Start of Block
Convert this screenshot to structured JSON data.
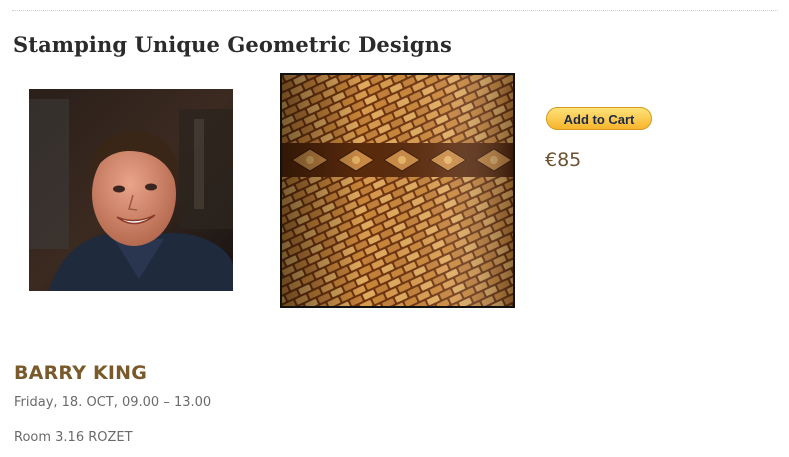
{
  "workshop": {
    "title": "Stamping Unique Geometric Designs",
    "instructor_photo": "instructor-portrait-image",
    "craft_image": "tooled-leather-basketweave-image"
  },
  "purchase": {
    "add_to_cart_label": "Add to Cart",
    "price": "€85"
  },
  "instructor": {
    "name": "BARRY KING",
    "schedule": "Friday, 18. OCT, 09.00 – 13.00",
    "room": "Room 3.16 ROZET"
  },
  "colors": {
    "title": "#2b2b2b",
    "name_accent": "#7a5a2a",
    "price": "#6b5230",
    "button_top": "#ffe27a",
    "button_bottom": "#f7b52c"
  }
}
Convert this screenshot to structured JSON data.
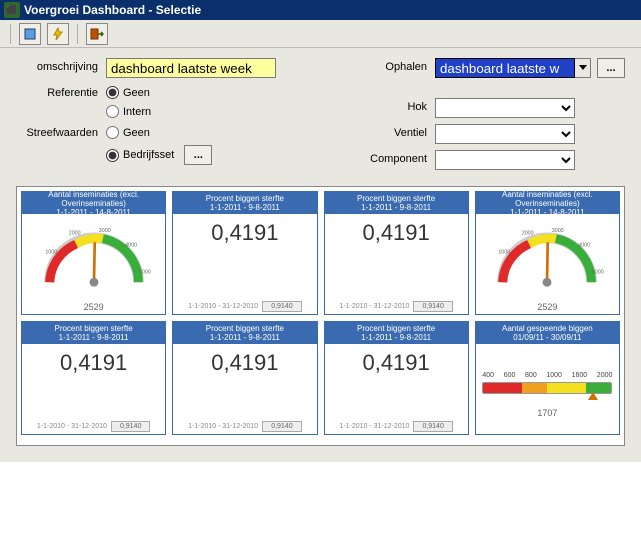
{
  "window": {
    "title": "Voergroei Dashboard - Selectie"
  },
  "toolbar": {
    "help_icon": "help-icon",
    "book_icon": "book-icon",
    "bolt_icon": "bolt-icon",
    "exit_icon": "exit-icon"
  },
  "form": {
    "omschrijving_label": "omschrijving",
    "omschrijving_value": "dashboard laatste week",
    "referentie_label": "Referentie",
    "ref_options": {
      "geen": "Geen",
      "intern": "Intern"
    },
    "ref_selected": "geen",
    "streefwaarden_label": "Streefwaarden",
    "streef_options": {
      "geen": "Geen",
      "bedrijfsset": "Bedrijfsset"
    },
    "streef_selected": "bedrijfsset",
    "ellipsis": "...",
    "ophalen_label": "Ophalen",
    "ophalen_value": "dashboard laatste w",
    "hok_label": "Hok",
    "hok_value": "",
    "ventiel_label": "Ventiel",
    "ventiel_value": "",
    "component_label": "Component",
    "component_value": ""
  },
  "dashboard": {
    "cards": [
      {
        "title1": "Aantal inseminaties (excl. Overinseminaties)",
        "title2": "1-1-2011 - 14-8-2011",
        "type": "gauge",
        "value": 2529,
        "min": 0,
        "max": 5000,
        "ticks": [
          "1000",
          "2000",
          "3000",
          "4000",
          "5000"
        ]
      },
      {
        "title1": "Procent biggen sterfte",
        "title2": "1-1-2011 - 9-8-2011",
        "type": "number",
        "value": "0,4191",
        "footer_date": "1-1-2010 - 31-12-2010",
        "footer_val": "0,9140"
      },
      {
        "title1": "Procent biggen sterfte",
        "title2": "1-1-2011 - 9-8-2011",
        "type": "number",
        "value": "0,4191",
        "footer_date": "1-1-2010 - 31-12-2010",
        "footer_val": "0,9140"
      },
      {
        "title1": "Aantal inseminaties (excl. Overinseminaties)",
        "title2": "1-1-2011 - 14-8-2011",
        "type": "gauge",
        "value": 2529,
        "min": 0,
        "max": 5000,
        "ticks": [
          "1000",
          "2000",
          "3000",
          "4000",
          "5000"
        ]
      },
      {
        "title1": "Procent biggen sterfte",
        "title2": "1-1-2011 - 9-8-2011",
        "type": "number",
        "value": "0,4191",
        "footer_date": "1-1-2010 - 31-12-2010",
        "footer_val": "0,9140"
      },
      {
        "title1": "Procent biggen sterfte",
        "title2": "1-1-2011 - 9-8-2011",
        "type": "number",
        "value": "0,4191",
        "footer_date": "1-1-2010 - 31-12-2010",
        "footer_val": "0,9140"
      },
      {
        "title1": "Procent biggen sterfte",
        "title2": "1-1-2011 - 9-8-2011",
        "type": "number",
        "value": "0,4191",
        "footer_date": "1-1-2010 - 31-12-2010",
        "footer_val": "0,9140"
      },
      {
        "title1": "Aantal gespeende biggen",
        "title2": "01/09/11 - 30/09/11",
        "type": "linear",
        "value": 1707,
        "min": 0,
        "max": 2000,
        "ticks": [
          "400",
          "600",
          "800",
          "1000",
          "1600",
          "2000"
        ]
      }
    ]
  },
  "chart_data": [
    {
      "type": "gauge",
      "title": "Aantal inseminaties (excl. Overinseminaties) 1-1-2011 - 14-8-2011",
      "value": 2529,
      "range": [
        0,
        5000
      ],
      "ticks": [
        1000,
        2000,
        3000,
        4000,
        5000
      ],
      "zones": [
        [
          0,
          2000,
          "red"
        ],
        [
          2000,
          3000,
          "yellow"
        ],
        [
          3000,
          5000,
          "green"
        ]
      ]
    },
    {
      "type": "gauge",
      "title": "Aantal inseminaties (excl. Overinseminaties) 1-1-2011 - 14-8-2011",
      "value": 2529,
      "range": [
        0,
        5000
      ],
      "ticks": [
        1000,
        2000,
        3000,
        4000,
        5000
      ],
      "zones": [
        [
          0,
          2000,
          "red"
        ],
        [
          2000,
          3000,
          "yellow"
        ],
        [
          3000,
          5000,
          "green"
        ]
      ]
    },
    {
      "type": "linear-gauge",
      "title": "Aantal gespeende biggen 01/09/11 - 30/09/11",
      "value": 1707,
      "range": [
        0,
        2000
      ],
      "ticks": [
        400,
        600,
        800,
        1000,
        1600,
        2000
      ],
      "zones": [
        [
          0,
          600,
          "red"
        ],
        [
          600,
          1000,
          "orange"
        ],
        [
          1000,
          1600,
          "yellow"
        ],
        [
          1600,
          2000,
          "green"
        ]
      ]
    }
  ]
}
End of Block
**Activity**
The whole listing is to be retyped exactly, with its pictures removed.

**Result below**
Convert this screenshot to structured JSON data.
{
  "workshop": {
    "title": "Stamping Unique Geometric Designs",
    "instructor_photo": "instructor-portrait-image",
    "craft_image": "tooled-leather-basketweave-image"
  },
  "purchase": {
    "add_to_cart_label": "Add to Cart",
    "price": "€85"
  },
  "instructor": {
    "name": "BARRY KING",
    "schedule": "Friday, 18. OCT, 09.00 – 13.00",
    "room": "Room 3.16 ROZET"
  },
  "colors": {
    "title": "#2b2b2b",
    "name_accent": "#7a5a2a",
    "price": "#6b5230",
    "button_top": "#ffe27a",
    "button_bottom": "#f7b52c"
  }
}
Convert this screenshot to structured JSON data.
{
  "window": {
    "title": "Voergroei Dashboard - Selectie"
  },
  "toolbar": {
    "help_icon": "help-icon",
    "book_icon": "book-icon",
    "bolt_icon": "bolt-icon",
    "exit_icon": "exit-icon"
  },
  "form": {
    "omschrijving_label": "omschrijving",
    "omschrijving_value": "dashboard laatste week",
    "referentie_label": "Referentie",
    "ref_options": {
      "geen": "Geen",
      "intern": "Intern"
    },
    "ref_selected": "geen",
    "streefwaarden_label": "Streefwaarden",
    "streef_options": {
      "geen": "Geen",
      "bedrijfsset": "Bedrijfsset"
    },
    "streef_selected": "bedrijfsset",
    "ellipsis": "...",
    "ophalen_label": "Ophalen",
    "ophalen_value": "dashboard laatste w",
    "hok_label": "Hok",
    "hok_value": "",
    "ventiel_label": "Ventiel",
    "ventiel_value": "",
    "component_label": "Component",
    "component_value": ""
  },
  "dashboard": {
    "cards": [
      {
        "title1": "Aantal inseminaties (excl. Overinseminaties)",
        "title2": "1-1-2011 - 14-8-2011",
        "type": "gauge",
        "value": 2529,
        "min": 0,
        "max": 5000,
        "ticks": [
          "1000",
          "2000",
          "3000",
          "4000",
          "5000"
        ]
      },
      {
        "title1": "Procent biggen sterfte",
        "title2": "1-1-2011 - 9-8-2011",
        "type": "number",
        "value": "0,4191",
        "footer_date": "1-1-2010 - 31-12-2010",
        "footer_val": "0,9140"
      },
      {
        "title1": "Procent biggen sterfte",
        "title2": "1-1-2011 - 9-8-2011",
        "type": "number",
        "value": "0,4191",
        "footer_date": "1-1-2010 - 31-12-2010",
        "footer_val": "0,9140"
      },
      {
        "title1": "Aantal inseminaties (excl. Overinseminaties)",
        "title2": "1-1-2011 - 14-8-2011",
        "type": "gauge",
        "value": 2529,
        "min": 0,
        "max": 5000,
        "ticks": [
          "1000",
          "2000",
          "3000",
          "4000",
          "5000"
        ]
      },
      {
        "title1": "Procent biggen sterfte",
        "title2": "1-1-2011 - 9-8-2011",
        "type": "number",
        "value": "0,4191",
        "footer_date": "1-1-2010 - 31-12-2010",
        "footer_val": "0,9140"
      },
      {
        "title1": "Procent biggen sterfte",
        "title2": "1-1-2011 - 9-8-2011",
        "type": "number",
        "value": "0,4191",
        "footer_date": "1-1-2010 - 31-12-2010",
        "footer_val": "0,9140"
      },
      {
        "title1": "Procent biggen sterfte",
        "title2": "1-1-2011 - 9-8-2011",
        "type": "number",
        "value": "0,4191",
        "footer_date": "1-1-2010 - 31-12-2010",
        "footer_val": "0,9140"
      },
      {
        "title1": "Aantal gespeende biggen",
        "title2": "01/09/11 - 30/09/11",
        "type": "linear",
        "value": 1707,
        "min": 0,
        "max": 2000,
        "ticks": [
          "400",
          "600",
          "800",
          "1000",
          "1600",
          "2000"
        ]
      }
    ]
  },
  "chart_data": [
    {
      "type": "gauge",
      "title": "Aantal inseminaties (excl. Overinseminaties) 1-1-2011 - 14-8-2011",
      "value": 2529,
      "range": [
        0,
        5000
      ],
      "ticks": [
        1000,
        2000,
        3000,
        4000,
        5000
      ],
      "zones": [
        [
          0,
          2000,
          "red"
        ],
        [
          2000,
          3000,
          "yellow"
        ],
        [
          3000,
          5000,
          "green"
        ]
      ]
    },
    {
      "type": "gauge",
      "title": "Aantal inseminaties (excl. Overinseminaties) 1-1-2011 - 14-8-2011",
      "value": 2529,
      "range": [
        0,
        5000
      ],
      "ticks": [
        1000,
        2000,
        3000,
        4000,
        5000
      ],
      "zones": [
        [
          0,
          2000,
          "red"
        ],
        [
          2000,
          3000,
          "yellow"
        ],
        [
          3000,
          5000,
          "green"
        ]
      ]
    },
    {
      "type": "linear-gauge",
      "title": "Aantal gespeende biggen 01/09/11 - 30/09/11",
      "value": 1707,
      "range": [
        0,
        2000
      ],
      "ticks": [
        400,
        600,
        800,
        1000,
        1600,
        2000
      ],
      "zones": [
        [
          0,
          600,
          "red"
        ],
        [
          600,
          1000,
          "orange"
        ],
        [
          1000,
          1600,
          "yellow"
        ],
        [
          1600,
          2000,
          "green"
        ]
      ]
    }
  ]
}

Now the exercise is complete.